Given decreased property values and budget shortfalls, the Destin Fire Control District will ask voters for permission to raise its milleage rate to the maximum level allowed by state law.



"It allows the (Board of Fire Commissioners) the ability to operate the district in a way that meets the need of the citizens," Fire Chief Kevin Sasser told The Log Thursday. "It doesn't mean that the board will go up to the maximum cap, but it gives them flexibility."



As it currently stands, the district's millage rate is capped at 1.0 mills, based on its charter. During a May 14 special election, the district will ask Destin residents, through a referendum, whether or not they would support raising the millage cap from 1.0 mills to 3.75 mills.



The ballot referendum will be titled "Change in Destin Fire Control District Millage Cap to 3.75 mills." The language will read: "To operate and maintain the Destin Fire Control District's current facilities, fire rescue, advanced life support and beach rescue services for the citizens of the district, shall the district be allowed to change the millage cap from the current rate of 1.0 mills, approved in 1971, to 3.75 mills as authorized by Chapter 191, Florida Statute. Your elected commissioners set the millage rate annually, which determines the rate you pay, during publicly open budgeting processes."



Sasser told The Log that a majority of the other professional fire districts in southern Okaloosa County have set their millage caps to 3.75. The actual millage rates set by those districts range from 2.0 to 3.1 mills, he said.



Given the decline in property values over the past few years, Sasser said the district had been using funds from its reserves to help balance the budget.

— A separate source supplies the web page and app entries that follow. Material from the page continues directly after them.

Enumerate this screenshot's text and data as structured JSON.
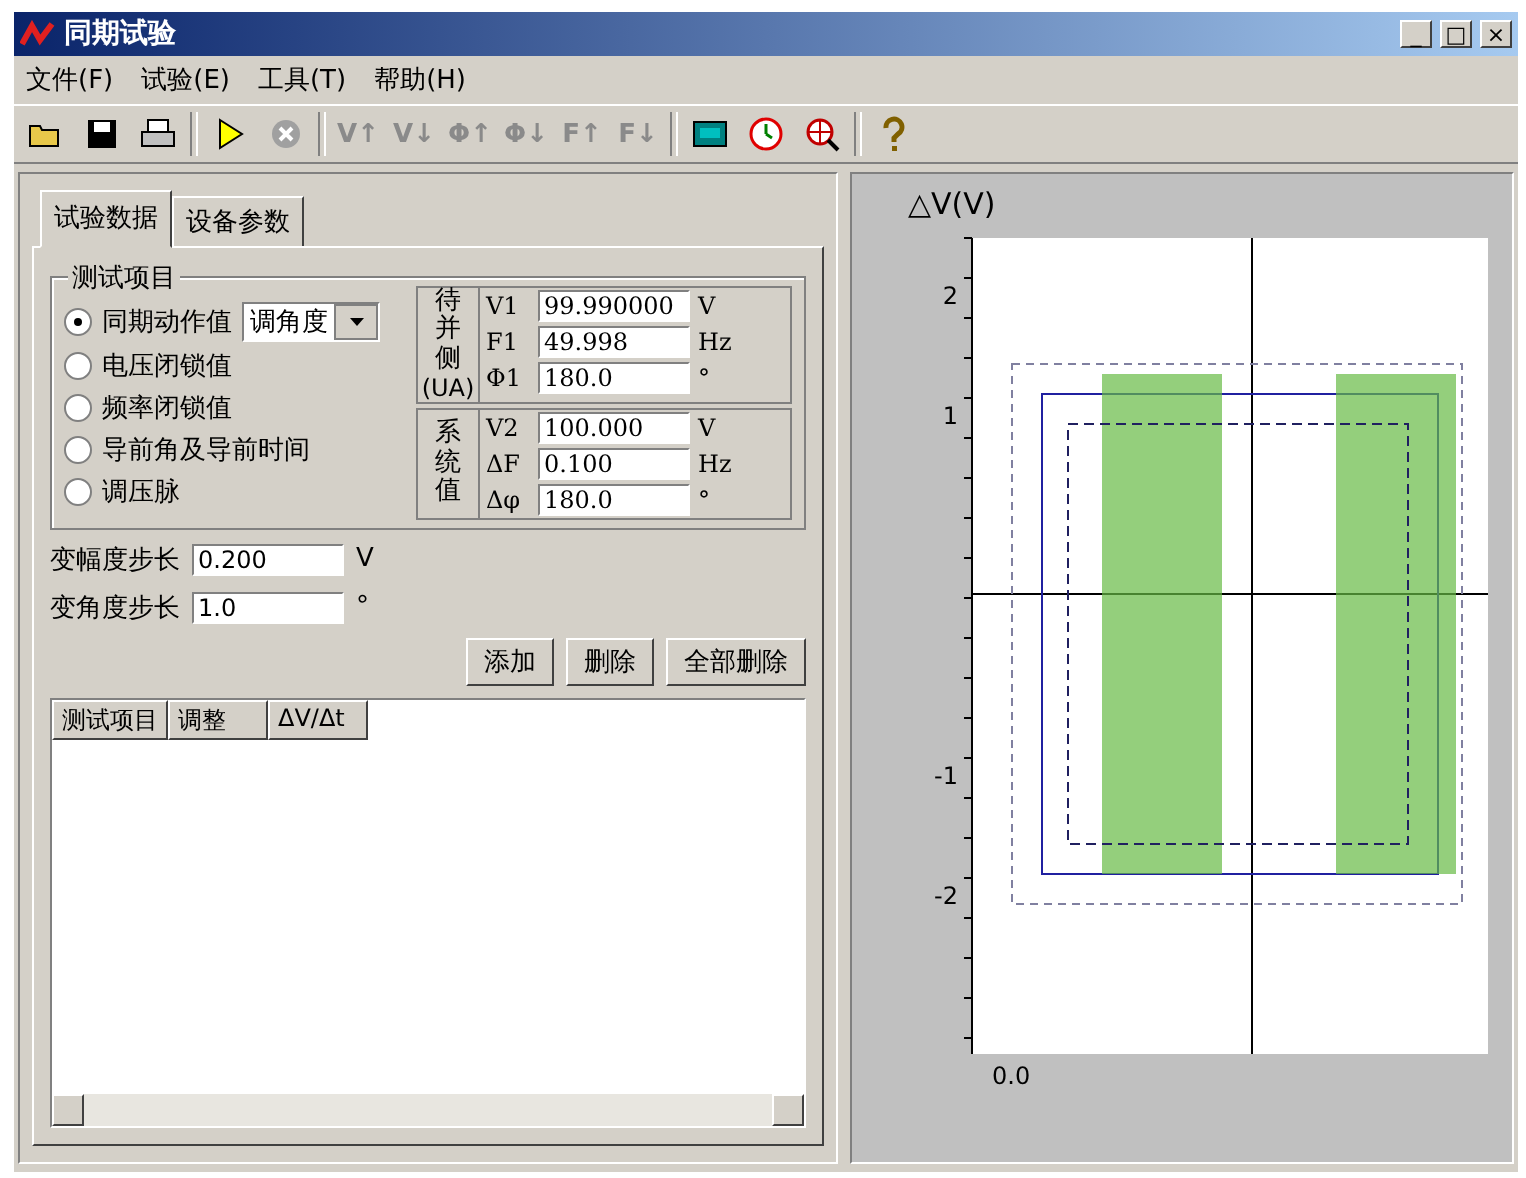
{
  "window": {
    "title": "同期试验",
    "controls": [
      "_",
      "□",
      "×"
    ]
  },
  "menu": [
    "文件(F)",
    "试验(E)",
    "工具(T)",
    "帮助(H)"
  ],
  "toolbar": [
    {
      "kind": "open"
    },
    {
      "kind": "save"
    },
    {
      "kind": "print"
    },
    {
      "kind": "sep"
    },
    {
      "kind": "play"
    },
    {
      "kind": "stop"
    },
    {
      "kind": "sep"
    },
    {
      "kind": "text",
      "label": "V↑",
      "disabled": true
    },
    {
      "kind": "text",
      "label": "V↓",
      "disabled": true
    },
    {
      "kind": "text",
      "label": "Φ↑",
      "disabled": true
    },
    {
      "kind": "text",
      "label": "Φ↓",
      "disabled": true
    },
    {
      "kind": "text",
      "label": "F↑",
      "disabled": true
    },
    {
      "kind": "text",
      "label": "F↓",
      "disabled": true
    },
    {
      "kind": "sep"
    },
    {
      "kind": "calc"
    },
    {
      "kind": "clock"
    },
    {
      "kind": "zoom"
    },
    {
      "kind": "sep"
    },
    {
      "kind": "help"
    }
  ],
  "tabs": [
    {
      "label": "试验数据",
      "selected": true
    },
    {
      "label": "设备参数",
      "selected": false
    }
  ],
  "test_items": {
    "title": "测试项目",
    "dropdown": "调角度",
    "options": [
      {
        "label": "同期动作值",
        "selected": true
      },
      {
        "label": "电压闭锁值",
        "selected": false
      },
      {
        "label": "频率闭锁值",
        "selected": false
      },
      {
        "label": "导前角及导前时间",
        "selected": false
      },
      {
        "label": "调压脉",
        "selected": false
      }
    ]
  },
  "params": [
    {
      "side": "待并侧",
      "sub": "(UA)",
      "rows": [
        {
          "name": "V1",
          "value": "99.990000",
          "unit": "V"
        },
        {
          "name": "F1",
          "value": "49.998",
          "unit": "Hz"
        },
        {
          "name": "Φ1",
          "value": "180.0",
          "unit": "°"
        }
      ]
    },
    {
      "side": "系统值",
      "rows": [
        {
          "name": "V2",
          "value": "100.000",
          "unit": "V"
        },
        {
          "name": "ΔF",
          "value": "0.100",
          "unit": "Hz"
        },
        {
          "name": "Δφ",
          "value": "180.0",
          "unit": "°"
        }
      ]
    }
  ],
  "steps": [
    {
      "label": "变幅度步长",
      "value": "0.200",
      "unit": "V"
    },
    {
      "label": "变角度步长",
      "value": "1.0",
      "unit": "°"
    }
  ],
  "buttons": [
    "添加",
    "删除",
    "全部删除"
  ],
  "table": {
    "columns": [
      "测试项目",
      "调整",
      "ΔV/Δt"
    ]
  },
  "chart": {
    "ylabel": "△V(V)",
    "yticks": [
      "2",
      "1",
      "-1",
      "-2"
    ],
    "xticks": [
      "0.0"
    ]
  }
}
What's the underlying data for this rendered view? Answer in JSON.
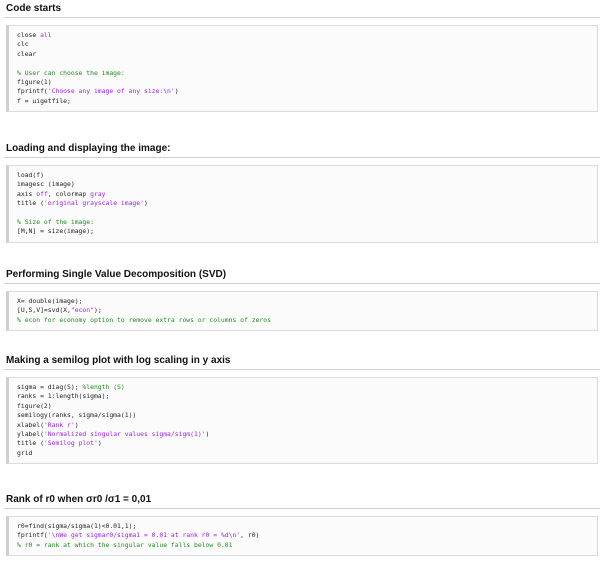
{
  "sections": [
    {
      "heading": "Code starts",
      "lines": [
        [
          {
            "t": "close ",
            "c": "plain"
          },
          {
            "t": "all",
            "c": "kw"
          }
        ],
        [
          {
            "t": "clc",
            "c": "plain"
          }
        ],
        [
          {
            "t": "clear",
            "c": "plain"
          }
        ],
        [
          {
            "t": "",
            "c": "plain"
          }
        ],
        [
          {
            "t": "% User can choose the image:",
            "c": "cm"
          }
        ],
        [
          {
            "t": "figure(1)",
            "c": "plain"
          }
        ],
        [
          {
            "t": "fprintf(",
            "c": "plain"
          },
          {
            "t": "'Choose any image of any size:\\n'",
            "c": "str"
          },
          {
            "t": ")",
            "c": "plain"
          }
        ],
        [
          {
            "t": "f = uigetfile;",
            "c": "plain"
          }
        ]
      ]
    },
    {
      "heading": "Loading and displaying the image:",
      "lines": [
        [
          {
            "t": "load(f)",
            "c": "plain"
          }
        ],
        [
          {
            "t": "imagesc (image)",
            "c": "plain"
          }
        ],
        [
          {
            "t": "axis ",
            "c": "plain"
          },
          {
            "t": "off",
            "c": "kw"
          },
          {
            "t": ", colormap ",
            "c": "plain"
          },
          {
            "t": "gray",
            "c": "kw"
          }
        ],
        [
          {
            "t": "title (",
            "c": "plain"
          },
          {
            "t": "'original grayscale image'",
            "c": "str"
          },
          {
            "t": ")",
            "c": "plain"
          }
        ],
        [
          {
            "t": "",
            "c": "plain"
          }
        ],
        [
          {
            "t": "% Size of the image:",
            "c": "cm"
          }
        ],
        [
          {
            "t": "[M,N] = size(image);",
            "c": "plain"
          }
        ]
      ]
    },
    {
      "heading": "Performing Single Value Decomposition (SVD)",
      "lines": [
        [
          {
            "t": "X= double(image);",
            "c": "plain"
          }
        ],
        [
          {
            "t": "[U,S,V]=svd(X,",
            "c": "plain"
          },
          {
            "t": "\"econ\"",
            "c": "str"
          },
          {
            "t": ");",
            "c": "plain"
          }
        ],
        [
          {
            "t": "% econ for economy option to remove extra rows or columns of zeros",
            "c": "cm"
          }
        ]
      ]
    },
    {
      "heading": "Making a semilog plot with log scaling in y axis",
      "lines": [
        [
          {
            "t": "sigma = diag(S); ",
            "c": "plain"
          },
          {
            "t": "%length (S)",
            "c": "cm"
          }
        ],
        [
          {
            "t": "ranks = 1:length(sigma);",
            "c": "plain"
          }
        ],
        [
          {
            "t": "figure(2)",
            "c": "plain"
          }
        ],
        [
          {
            "t": "semilogy(ranks, sigma/sigma(1))",
            "c": "plain"
          }
        ],
        [
          {
            "t": "xlabel(",
            "c": "plain"
          },
          {
            "t": "'Rank r'",
            "c": "str"
          },
          {
            "t": ")",
            "c": "plain"
          }
        ],
        [
          {
            "t": "ylabel(",
            "c": "plain"
          },
          {
            "t": "'Normalized singular values sigma/sigm(1)'",
            "c": "str"
          },
          {
            "t": ")",
            "c": "plain"
          }
        ],
        [
          {
            "t": "title (",
            "c": "plain"
          },
          {
            "t": "'Semilog plot'",
            "c": "str"
          },
          {
            "t": ")",
            "c": "plain"
          }
        ],
        [
          {
            "t": "grid",
            "c": "plain"
          }
        ]
      ]
    },
    {
      "heading": "Rank of r0 when σr0 /σ1 = 0,01",
      "lines": [
        [
          {
            "t": "r0=find(sigma/sigma(1)<0.01,1);",
            "c": "plain"
          }
        ],
        [
          {
            "t": "fprintf(",
            "c": "plain"
          },
          {
            "t": "'\\nWe get sigmar0/sigma1 = 0.01 at rank r0 = %d\\n'",
            "c": "str"
          },
          {
            "t": ", r0)",
            "c": "plain"
          }
        ],
        [
          {
            "t": "% r0 = rank at which the singular value falls below 0.01",
            "c": "cm"
          }
        ]
      ]
    }
  ]
}
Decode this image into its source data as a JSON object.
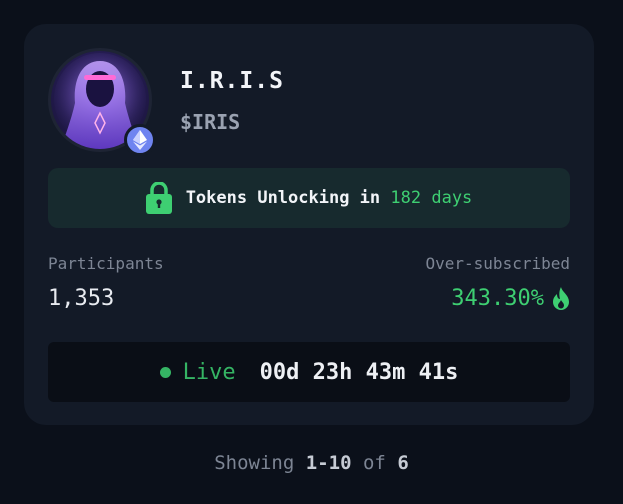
{
  "token": {
    "name": "I.R.I.S",
    "ticker": "$IRIS",
    "chain_icon": "ethereum-icon",
    "avatar": "hooded-figure-avatar"
  },
  "unlock": {
    "icon": "lock-icon",
    "prefix": "Tokens Unlocking in",
    "days": "182 days"
  },
  "stats": {
    "participants_label": "Participants",
    "participants_value": "1,353",
    "oversubscribed_label": "Over-subscribed",
    "oversubscribed_value": "343.30%",
    "oversubscribed_icon": "flame-icon"
  },
  "status": {
    "live_label": "Live",
    "countdown": "00d 23h 43m 41s"
  },
  "pagination": {
    "showing_label": "Showing",
    "range": "1-10",
    "of_label": "of",
    "total": "6"
  },
  "colors": {
    "background": "#0b101a",
    "card": "#131a27",
    "accent_green": "#3ecf72",
    "banner_bg": "#172a2e",
    "eth_badge": "#6f84f0"
  }
}
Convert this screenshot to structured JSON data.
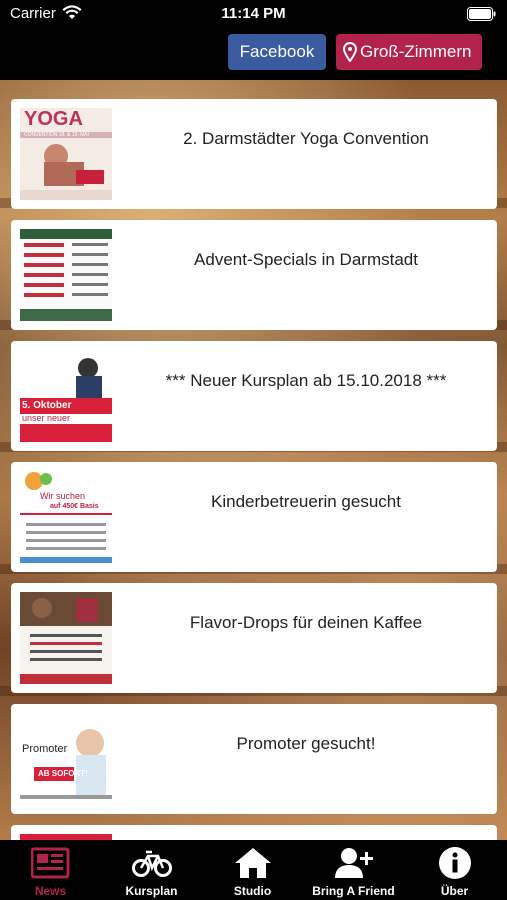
{
  "status_bar": {
    "carrier": "Carrier",
    "time": "11:14 PM"
  },
  "nav": {
    "facebook_label": "Facebook",
    "location_label": "Groß-Zimmern",
    "facebook_color": "#3a5ba0",
    "location_color": "#b3224a"
  },
  "news": [
    {
      "title": "2. Darmstädter Yoga Convention",
      "thumb_text": "YOGA",
      "thumb_sub": "CONVENTION 18. & 19. MAI"
    },
    {
      "title": "Advent-Specials in Darmstadt",
      "thumb_text": "",
      "thumb_sub": ""
    },
    {
      "title": "*** Neuer Kursplan ab 15.10.2018 ***",
      "thumb_text": "5. Oktober",
      "thumb_sub": "unser neuer"
    },
    {
      "title": "Kinderbetreuerin gesucht",
      "thumb_text": "Wir suchen",
      "thumb_sub": "auf 450€ Basis"
    },
    {
      "title": "Flavor-Drops für deinen Kaffee",
      "thumb_text": "",
      "thumb_sub": ""
    },
    {
      "title": "Promoter gesucht!",
      "thumb_text": "Promoter",
      "thumb_sub": "AB SOFORT!"
    }
  ],
  "tabs": [
    {
      "label": "News",
      "icon": "newspaper-icon",
      "active": true
    },
    {
      "label": "Kursplan",
      "icon": "bicycle-icon",
      "active": false
    },
    {
      "label": "Studio",
      "icon": "house-icon",
      "active": false
    },
    {
      "label": "Bring A Friend",
      "icon": "add-user-icon",
      "active": false
    },
    {
      "label": "Über",
      "icon": "info-icon",
      "active": false
    }
  ],
  "colors": {
    "active_tab": "#b3224a",
    "inactive_tab": "#ffffff"
  }
}
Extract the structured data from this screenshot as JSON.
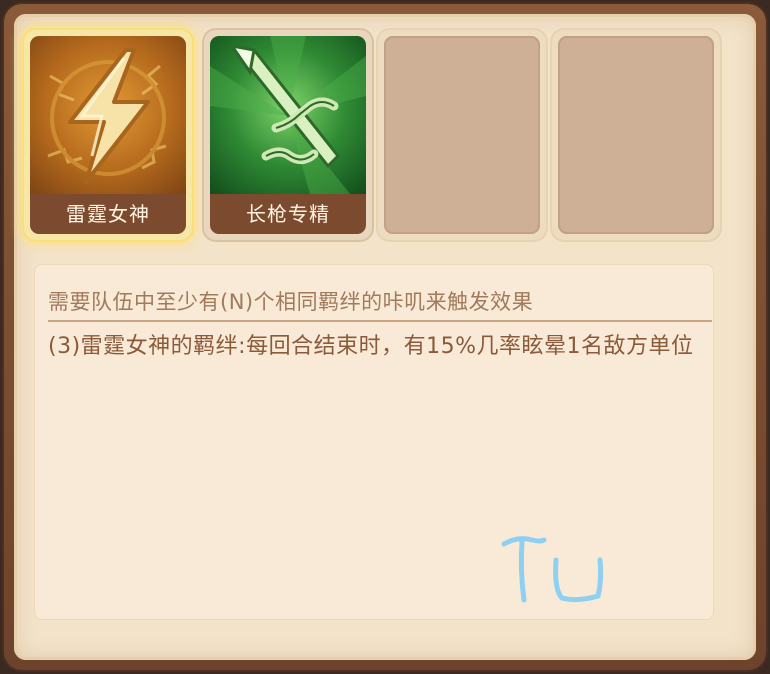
{
  "bonds": [
    {
      "label": "雷霆女神",
      "icon": "lightning-icon",
      "state": "selected"
    },
    {
      "label": "长枪专精",
      "icon": "lance-icon",
      "state": "normal"
    },
    {
      "label": "",
      "icon": "",
      "state": "empty"
    },
    {
      "label": "",
      "icon": "",
      "state": "empty"
    }
  ],
  "description": {
    "header": "需要队伍中至少有(N)个相同羁绊的咔叽来触发效果",
    "effect": "(3)雷霆女神的羁绊:每回合结束时，有15%几率眩晕1名敌方单位"
  },
  "watermark": "TU",
  "colors": {
    "panel": "#f3e3c9",
    "frame": "#7c4a2f",
    "header_text": "#a07a5b",
    "body_text": "#8b5a3a",
    "selected_glow": "#f7e7a6"
  }
}
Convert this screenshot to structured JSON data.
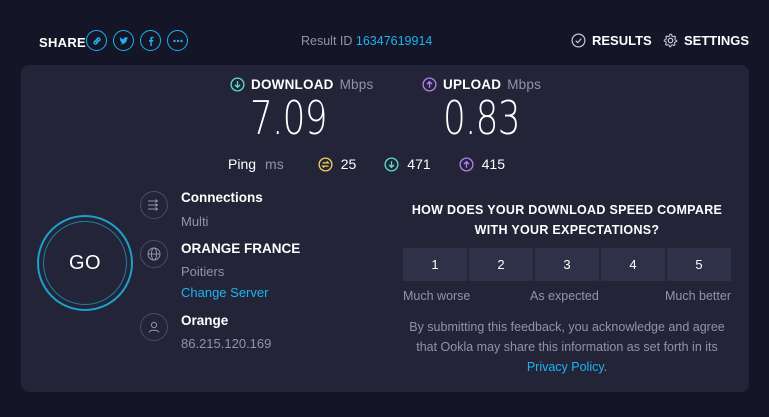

But, according to a letter from board Chairman Tommy Green, the district's remaining contingency funds will only cover a portion of the projected shortfall for the upcoming budget year and would be "completely expended" by the following year.



"To continue to provide existing services while holding the budget flat for the next two years would require a millage rate for 2014 of approximately 1.12 mills and 1.25 mills in 2015, based on the best projections available for property tax valuations," he wrote. "As the public record shows, at no time, has the commission considered raising the millage rate above these levels."



But not everyone is so sure. Bob Wagner, who is considering running for the commission, wrote a letter to The Log saying: I understand that the current millage rate has been in effect since 1971 and some change may be needed. However, to ask the taxpayers of Destin to accept the maximum millage rate increase by law and not the 1.25 rate that is needed to balance the budget shows a lack of fiscal responsibility for our money.



But Sasser told The Log that the only options they have to balance the budget are either reducing services throughout the district or asking to increase the millage rate.



"Our citizens have become accustomed to a certain level of service, and we don't want to reduce that, if possible," he said.



Given the proposed 1.12 mills that the district would potentially operate under for 2014, Sasser said it would only represent a $12 increase per $100,000 of property values.



The referendum will give the district an idea of where residents stand, Sasser said. The district is also scheduling open house meetings with residents that would like to discuss the proposed referendum. To inquire about meetings, call the fire district at 850-837-8413.



At the end of the day, Sasser told The Log the district would continue to offer the best services possible, regardless of the outcome of the referendum.



"We'd like for them to vote yes, but if they vote no, that's OK too," he said. "We are just trying to avoid a reduction in services we offer."